With debt continuously rising in Australia every year, it’s not surprising to find out that more and more people are trying to come up with ways to pay back what they owe. Most of the time, it will boil down to the following: personal loans or credit cards. Both options have advantages as well as disadvantages; however, considering your situation, each of these can save you from a pinch. You just need to figure out which one suits you best.

The Major Differences

Both credit cards and personal loans are provided by many different types of financial institutions; however, while personal loans have a finite amount of time, credit cards will revolve around a certain line of credit. When it comes to personal loans, you receive the desired amount at the beginning with the condition that you pay it throughout the decided term (it can be from one to seven years). Once you stick to these ongoing payments, you will eventually have paid the loan in full.

Credit cards, on the other hand, are not based on such terms.

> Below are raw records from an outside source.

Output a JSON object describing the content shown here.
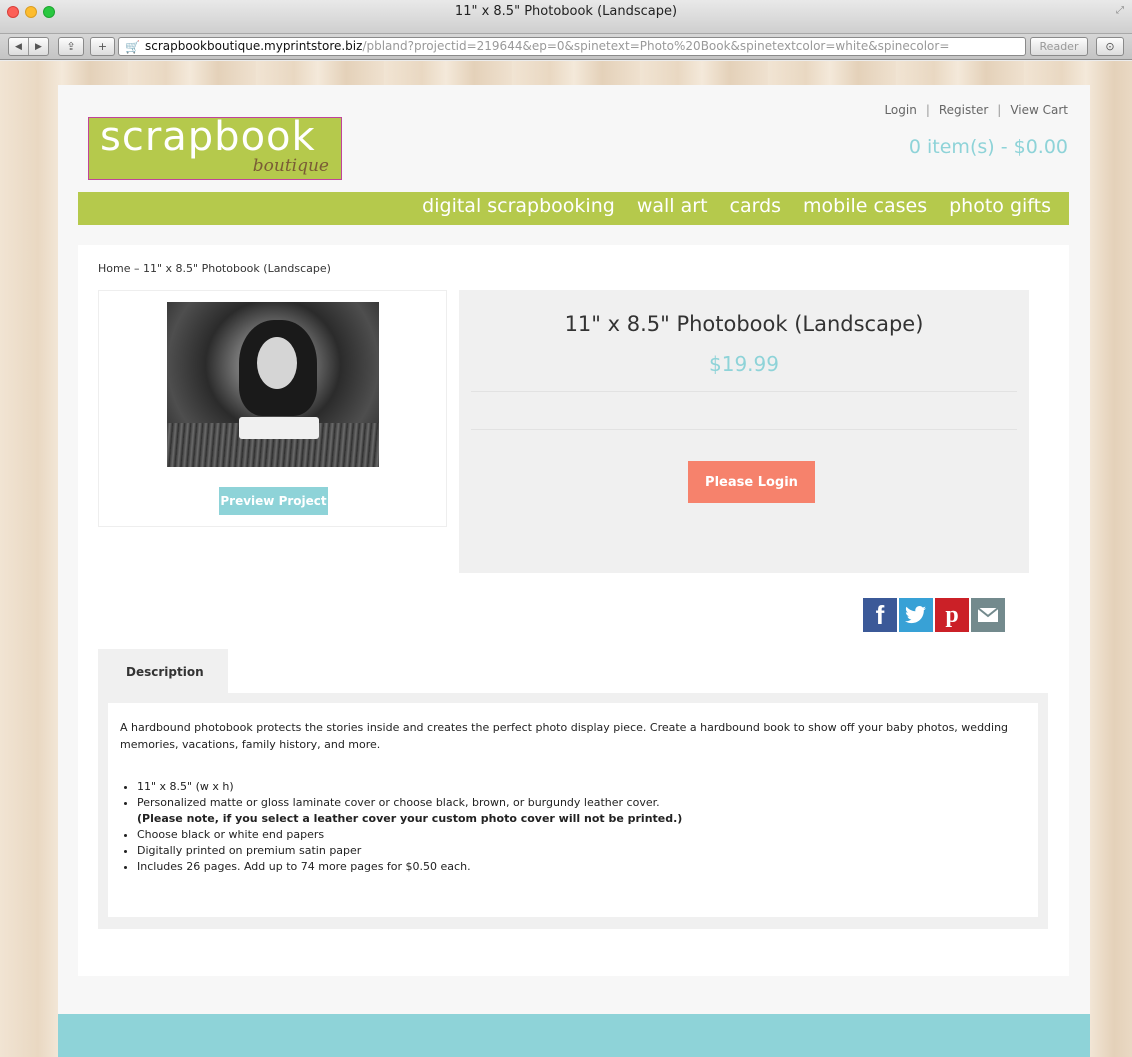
{
  "window": {
    "title": "11\" x 8.5\" Photobook (Landscape)"
  },
  "browser": {
    "url_host": "scrapbookboutique.myprintstore.biz",
    "url_path": "/pbland?projectid=219644&ep=0&spinetext=Photo%20Book&spinetextcolor=white&spinecolor=",
    "reader_label": "Reader"
  },
  "header": {
    "links": [
      "Login",
      "Register",
      "View Cart"
    ],
    "cart_summary": "0 item(s) - $0.00",
    "logo_main": "scrapbook",
    "logo_sub": "boutique"
  },
  "nav": {
    "items": [
      "digital scrapbooking",
      "wall art",
      "cards",
      "mobile cases",
      "photo gifts"
    ]
  },
  "breadcrumb": "Home – 11\" x 8.5\" Photobook (Landscape)",
  "product": {
    "title": "11\" x 8.5\" Photobook (Landscape)",
    "price": "$19.99",
    "preview_label": "Preview Project",
    "login_label": "Please Login"
  },
  "social": [
    "facebook",
    "twitter",
    "pinterest",
    "email"
  ],
  "description": {
    "tab_label": "Description",
    "intro": "A hardbound photobook protects the stories inside and creates the perfect photo display piece. Create a hardbound book to show off your baby photos, wedding memories, vacations, family history, and more.",
    "bullets": [
      "11\" x 8.5\" (w x h)",
      "Personalized matte or gloss laminate cover or choose black, brown, or burgundy leather cover.",
      "Choose black or white end papers",
      "Digitally printed on premium satin paper",
      "Includes 26 pages. Add up to 74 more pages for $0.50 each."
    ],
    "leather_note": "(Please note, if you select a leather cover your custom photo cover will not be printed.)"
  },
  "colors": {
    "green": "#b5c94c",
    "teal": "#8ed3d8",
    "salmon": "#f6826c"
  }
}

You are offered a credit limit, and you will be asked to make monthly repayments to keep your account in good shape. You can always withdraw more money from that card – as long as you pay back a percentage of what you have spent every month.

How to Choose Between a Credit and a Loan

Many people opt for credit cards because they come with rewards, interest-free days and you can balance the transfer for debt consolidation. Credit cards are a great option if you find yourself in need of a constant cash flow or want to make a small purchase; however, since it requires only a minimum of payment every month, you can find yourself with a debt that is rolling on and on, nowhere close to being paid. However, if what you have in mind are small payments that go under $5,000, a credit card is the suitable choice for you.

Personal loans, on the other hand, have a lower interest rate than credit cards. You have a fixed payment set for every month which was made to ensure that your debt will eventually be paid in full. You will not be tempted to spend more than you can afford, and in the long term, it may prove to be cheaper. However, these loans are not as flexible as credit cards, and the minimum loan terms will generally have you paying the debt for more than a year. Even so, if you are planning to make a larger purchase (such as a car or a house renovation), a personal loan may be the one you’ll want to opt for.

In the end, from a structural point of view, credit cards and personal loans are pretty similar. They are both credit forms, and they both have to be repaid every month. Still, you will need to consider what you need the credit for. A credit card is a great option for small purchases due to its interest-free days, rewards and bank purchases; however, personal loans are much more suitable for debt consolidation and also have a fixed system to ensure that the debt is paid in full.